The pine needles are woven horizontally while the sewing thread is stitched vertically. She likes to use heavier twine that had been used to tie tobacco sticks on tobacco farms. At one time in the Lumbee tribe’s history, all Lumbee women made pine needle baskets, Oxendine said.
She didn’t make another basket until after she had finished college. She and Herman married in 1965, and she taught while he worked at Sears. They started a family. Eventually she took up weaving again by incorporating it with her classes.
As a fifth-grade teacher at Piney Grove Elementary School, Oxendine challenged her students to learn how to weave pine needle baskets.
“I told them if they’d bring pine needles, a needle and thread on Monday, we will make a pine needle basket,” Oxendine said. “Over the course of that week, everybody in that classroom made a small pine needle basket.”
She began weaving again when Herman was recuperating from heart surgery. She enrolled them both in an art class and the topic of basket weaving was discussed. They went home and started weaving.
“The first one looked terrible,” she said. “Then we made another one. We finally made three or four before we got one that was suitable to take to class.”
Their teacher encouraged them and they began producing enough to sell. A basket can take from between five hours, if it is small, or up to 50 hours to weave, she said.
Following Herman’s interest, the couple took a pottery course. They dug clay from the banks of the Lumber River, and learned how to pit fire it. They leave their pottery with its natural color instead of painting it.
Herman has enjoyed exploring his creative side — something he’s carried with him since childhood.
“I guess I always had that artistic interest, even growing up,” Herman said. “We had to make our own play toys. It started then I guess. It’s something I always wanted to do.”
He doesn’t use a pottery wheel but shapes the clay into a ball, then pounds out the air bubbles. Then it’s a matter of pinching out the shape of the pot.
“In the very beginning you’re preparing it for the fire,” Herman said. “Certain things — if you don’t do, it’s likely to crack and bust in the fire.”
Larger pots can be made by using clay that is in the shape of a coil.

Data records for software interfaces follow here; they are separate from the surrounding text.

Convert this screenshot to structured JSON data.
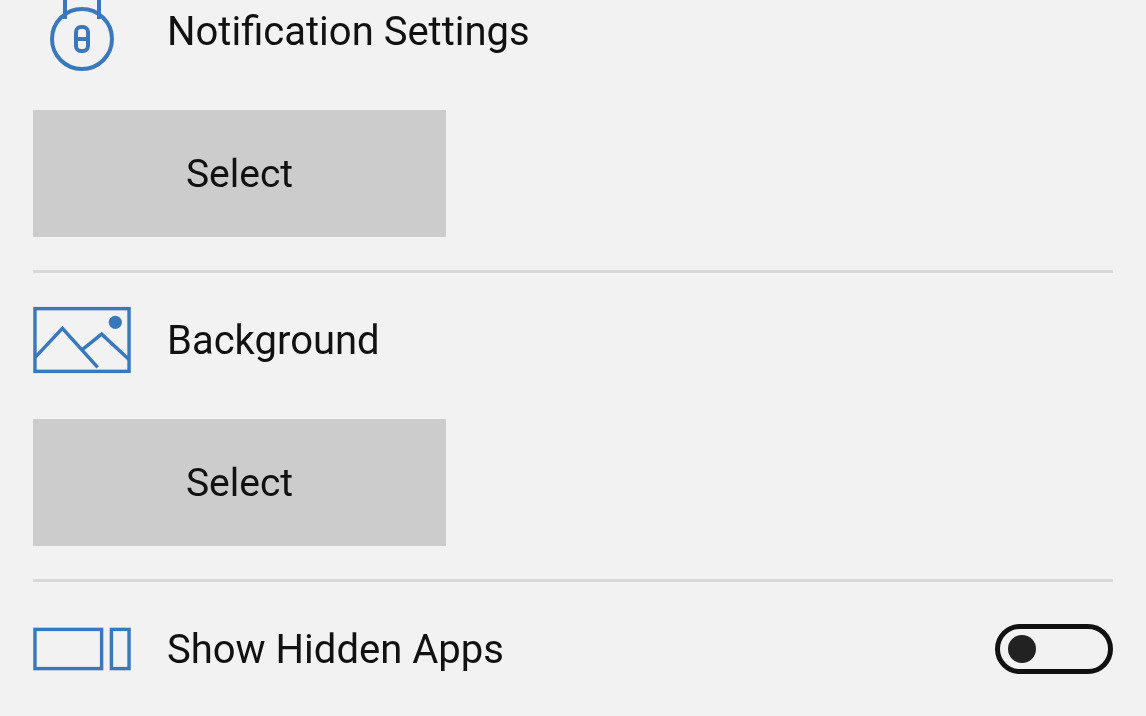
{
  "settings": [
    {
      "kind": "select",
      "label": "Notification Settings",
      "button": "Select"
    },
    {
      "kind": "select",
      "label": "Background",
      "button": "Select"
    },
    {
      "kind": "toggle",
      "label": "Show Hidden Apps",
      "on": false
    }
  ]
}
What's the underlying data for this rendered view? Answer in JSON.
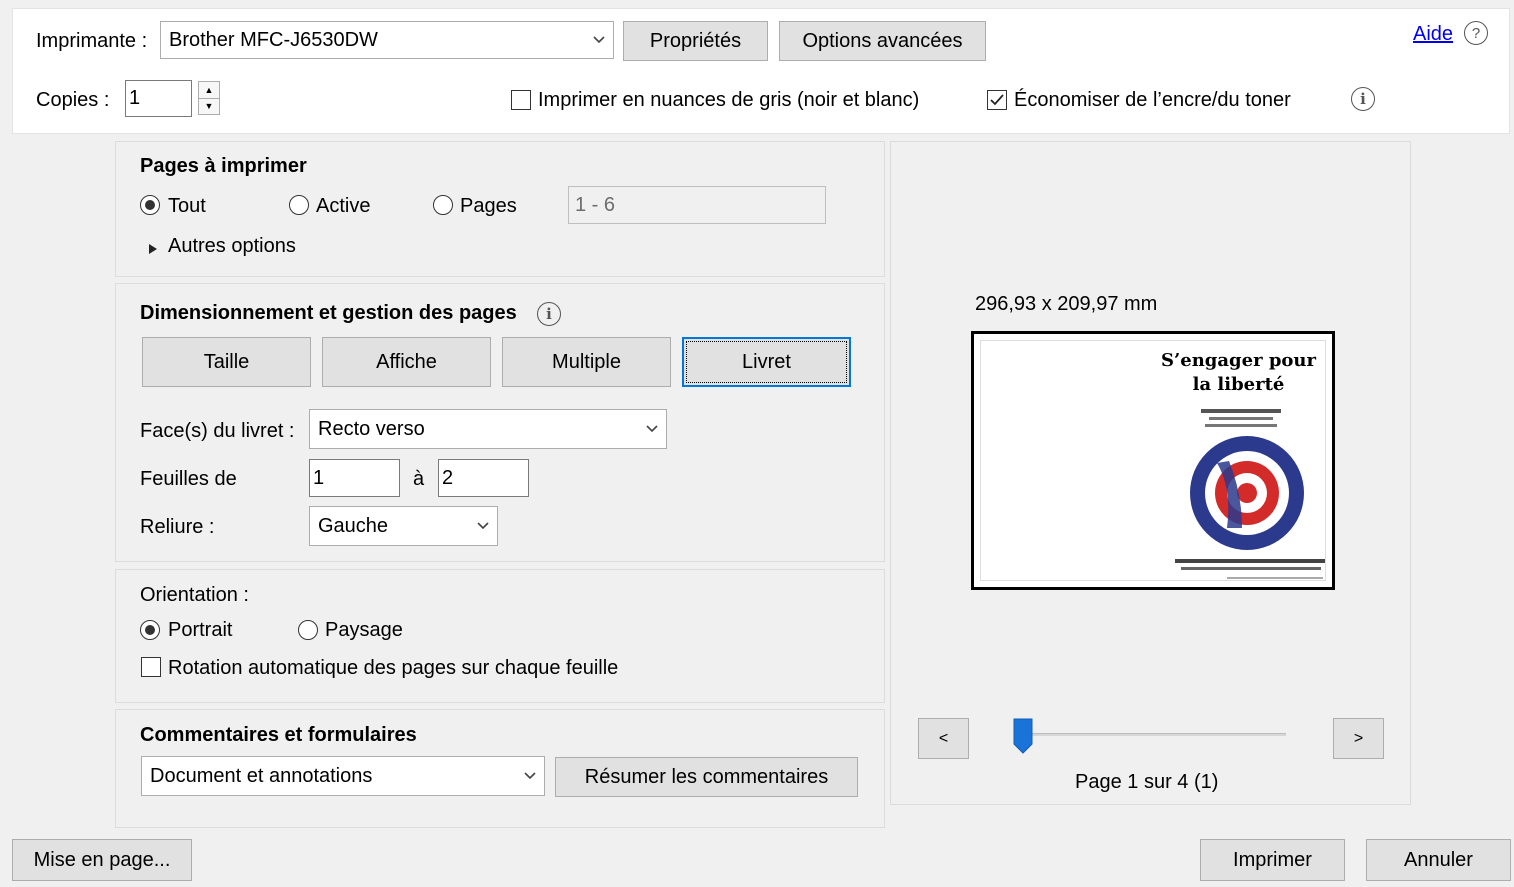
{
  "header": {
    "printer_label": "Imprimante :",
    "printer_value": "Brother MFC-J6530DW",
    "properties_button": "Propriétés",
    "advanced_button": "Options avancées",
    "help_link": "Aide",
    "copies_label": "Copies :",
    "copies_value": "1",
    "grayscale_label": "Imprimer en nuances de gris (noir et blanc)",
    "grayscale_checked": false,
    "save_ink_label": "Économiser de l’encre/du toner",
    "save_ink_checked": true
  },
  "pages": {
    "title": "Pages à imprimer",
    "option_all": "Tout",
    "option_active": "Active",
    "option_pages": "Pages",
    "selected": "Tout",
    "pages_range": "1 - 6",
    "more_options": "Autres options"
  },
  "sizing": {
    "title": "Dimensionnement et gestion des pages",
    "tabs": [
      {
        "label": "Taille"
      },
      {
        "label": "Affiche"
      },
      {
        "label": "Multiple"
      },
      {
        "label": "Livret"
      }
    ],
    "active_tab": "Livret",
    "sides_label": "Face(s) du livret :",
    "sides_value": "Recto verso",
    "sheets_label": "Feuilles de",
    "sheets_from": "1",
    "sheets_to_label": "à",
    "sheets_to": "2",
    "binding_label": "Reliure :",
    "binding_value": "Gauche"
  },
  "orientation": {
    "title": "Orientation :",
    "portrait": "Portrait",
    "landscape": "Paysage",
    "selected": "Portrait",
    "auto_rotate": "Rotation automatique des pages sur chaque feuille",
    "auto_rotate_checked": false
  },
  "comments": {
    "title": "Commentaires et formulaires",
    "select_value": "Document et annotations",
    "summarize_button": "Résumer les commentaires"
  },
  "preview": {
    "dimensions": "296,93 x 209,97 mm",
    "page_title_line1": "S’engager pour",
    "page_title_line2": "la liberté",
    "prev_button": "<",
    "next_button": ">",
    "page_status": "Page 1 sur 4 (1)",
    "slider_position": 0
  },
  "footer": {
    "page_setup_button": "Mise en page...",
    "print_button": "Imprimer",
    "cancel_button": "Annuler"
  },
  "icons": {
    "dropdown": "chevron-down-icon",
    "info": "info-icon",
    "help": "help-icon",
    "expand": "triangle-right-icon"
  },
  "colors": {
    "focus_accent": "#0078d7",
    "slider_thumb": "#1a73d9",
    "link": "#0000ee"
  }
}
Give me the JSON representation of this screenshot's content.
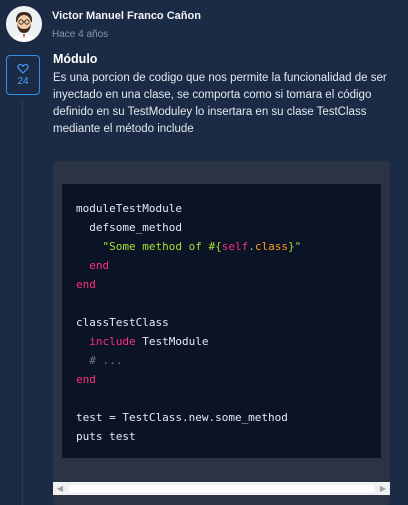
{
  "comment": {
    "author": "Victor Manuel Franco Cañon",
    "timestamp": "Hace 4 años",
    "likes": "24",
    "title": "Módulo",
    "body": "Es una porcion de codigo que nos permite la funcionalidad de ser inyectado en una clase, se comporta como si tomara el código definido en su TestModuley lo insertara en su clase TestClass mediante el método include"
  },
  "code": {
    "lines": [
      "moduleTestModule",
      "  defsome_method",
      "    \"Some method of #{self.class}\"",
      "  end",
      "end",
      "",
      "classTestClass",
      "  include TestModule",
      "  # ...",
      "end",
      "",
      "test = TestClass.new.some_method",
      "puts test"
    ]
  },
  "icons": {
    "like": "heart-icon",
    "scroll_left": "arrow-left-icon",
    "scroll_right": "arrow-right-icon"
  },
  "colors": {
    "background": "#1c2b45",
    "accent": "#2f90e8",
    "keyword": "#ff2e78",
    "string": "#a6e22e",
    "interpolation": "#fd971f",
    "code_background": "#0b1327"
  }
}
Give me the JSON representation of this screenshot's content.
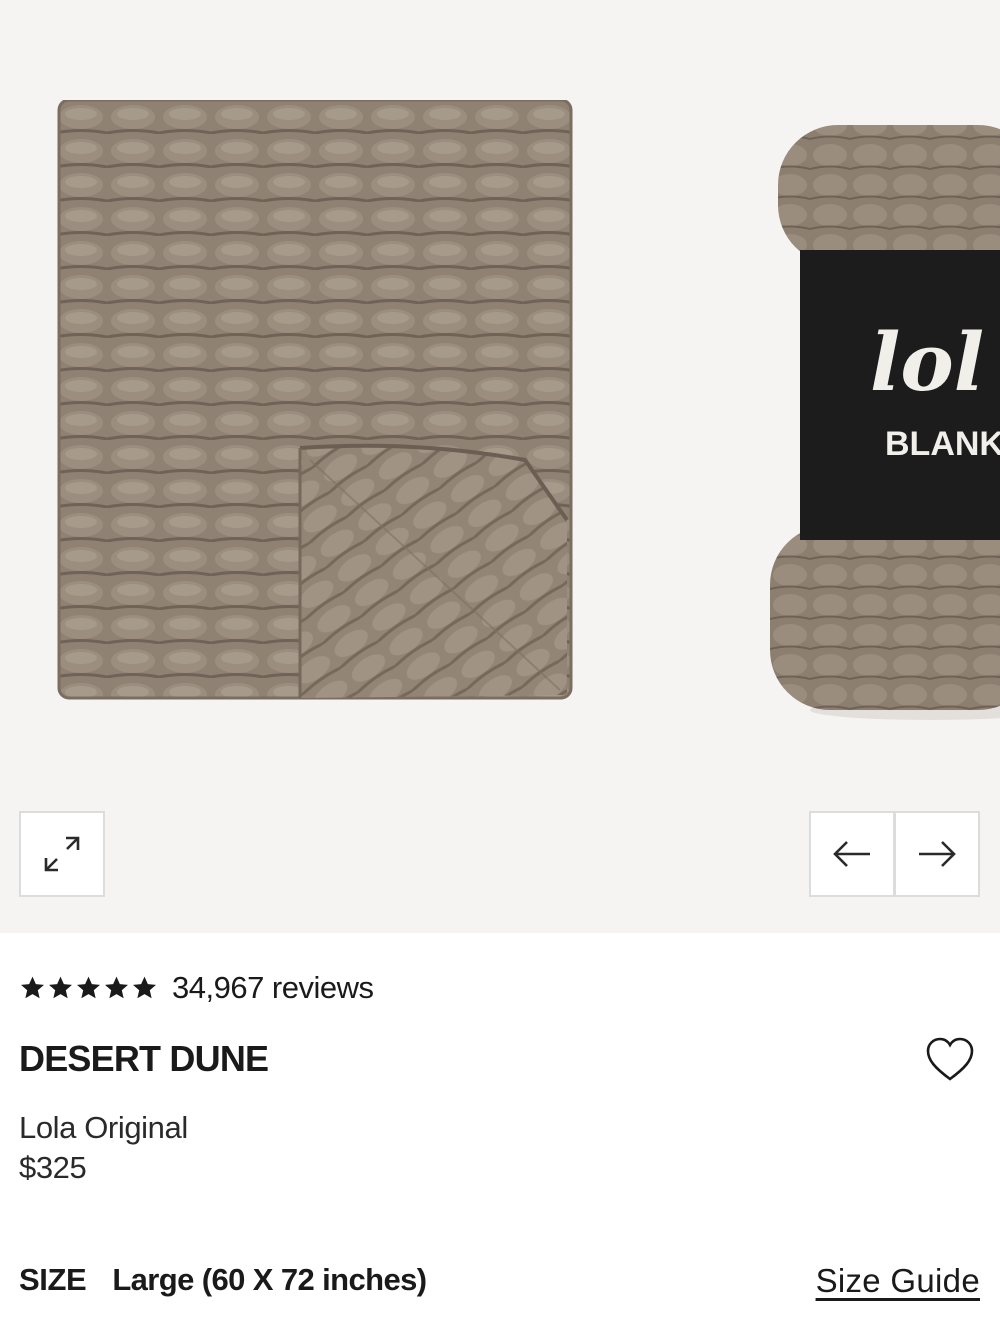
{
  "gallery": {
    "brand_logo_text": "lol",
    "brand_label_text": "BLANK",
    "product_color": "#8e8072",
    "label_color": "#1c1c1c"
  },
  "controls": {
    "expand_icon": "expand-icon",
    "prev_icon": "arrow-left-icon",
    "next_icon": "arrow-right-icon"
  },
  "rating": {
    "stars": 5,
    "reviews_text": "34,967 reviews"
  },
  "product": {
    "title": "DESERT DUNE",
    "subtitle": "Lola Original",
    "price": "$325"
  },
  "size": {
    "label": "SIZE",
    "value": "Large (60 X 72 inches)",
    "guide_link": "Size Guide"
  }
}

Preferring a natural finish, the Oxendines rub the clay with a stone to give it a shine.
“The last thing you do is put a design on and then you set it up for at least three weeks. You have to set aside a day when you don’t have anything else to do to burn it,” Herman said.
As he patiently explains the pottery-making process, it is clear that although his wife is the retired school teacher, Herman also enjoys sharing his knowledge with others.
The Oxendines are available for pottery- and basket-making demonstrations. Call 910-521-9991 for information.
Reach Terri Ferguson Smith at 910-416-5865.